April 12, 2019 | By Catherine McNulty | General
At Empty Cradle, we support all women who long to have a cradle that holds a child of their very own.
Some people ask if there is grief associated with infertility. I say YES! The grief experience is about the expectations we have for our lives that never come. Struggling to become pregnant is devastating and heartbreaking. We should all recognize that the grief infertility brings is just as valid as losing a child.
“There is a unique pain that comes from preparing a place in your heart for a child that never comes.” - David Platt
For those of us who have experienced difficulties getting pregnant, infertility can be life altering. As many of us age, the biological urge to have our very own baby can be overwhelming. Evolutionarily, that is the way we are designed and when it doesn’t happen, we can become desperate. Wanting to be pregnant, and create a life with our bodies, one that belongs solely to us, controls our thoughts and emotions, and interferes with our daily lives.
At 38, I was desperate for a child, unaware that infertility would be a struggle for me, and fearful that because of my age, I never would have a child of my own. Once we hit 35, doctors call us high risk, and tell us that we are less likely to be successful.
The stress of it all sends us searching for options online, with our OBGYN’s and fertility doctors, as that frantic need for success sets in.
The process of mitigating infertility and carrying our own child begins to rule our lives. We seek out pills to increase our chances of a natural pregnancy, we learn to inject ourselves daily with a variety of hormones and spend an inordinate amount of time with our backs flat on the exam table and our legs in the air.
Infertility affects 10% of couples trying to get pregnant. It’s the price we pay for the biological urge given to us by our human experience. The lack of control was overwhelming for me and taught me quite a bit about what anxiety feels like.
What I find most troubling is that as a culture, we don’t talk about it and keep our struggle, pain, and ongoing disappoint as each month passes to ourselves. I’m writing this post to help encourage conversation, so that we can lift each other up, and support each other.
When experiencing infertility, we feel cheated, betrayed, jealous, depressed and hopeless. We hurt. We grieve.

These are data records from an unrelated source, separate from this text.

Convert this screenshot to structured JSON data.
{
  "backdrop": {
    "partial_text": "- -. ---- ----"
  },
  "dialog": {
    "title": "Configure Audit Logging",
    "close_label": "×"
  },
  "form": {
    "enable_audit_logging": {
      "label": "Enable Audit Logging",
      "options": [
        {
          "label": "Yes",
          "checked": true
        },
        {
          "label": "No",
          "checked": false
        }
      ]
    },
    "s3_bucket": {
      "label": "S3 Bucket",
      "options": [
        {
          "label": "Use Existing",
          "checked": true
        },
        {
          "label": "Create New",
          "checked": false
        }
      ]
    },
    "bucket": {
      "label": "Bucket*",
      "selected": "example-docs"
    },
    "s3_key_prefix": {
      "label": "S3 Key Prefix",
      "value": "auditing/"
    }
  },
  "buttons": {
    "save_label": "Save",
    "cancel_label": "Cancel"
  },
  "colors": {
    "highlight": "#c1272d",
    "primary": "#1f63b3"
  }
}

Being open and listening to others’ experiences will create a space for knowledge and empathy for those who suffer. Let’s continue the conversation so that none of us have to grieve alone.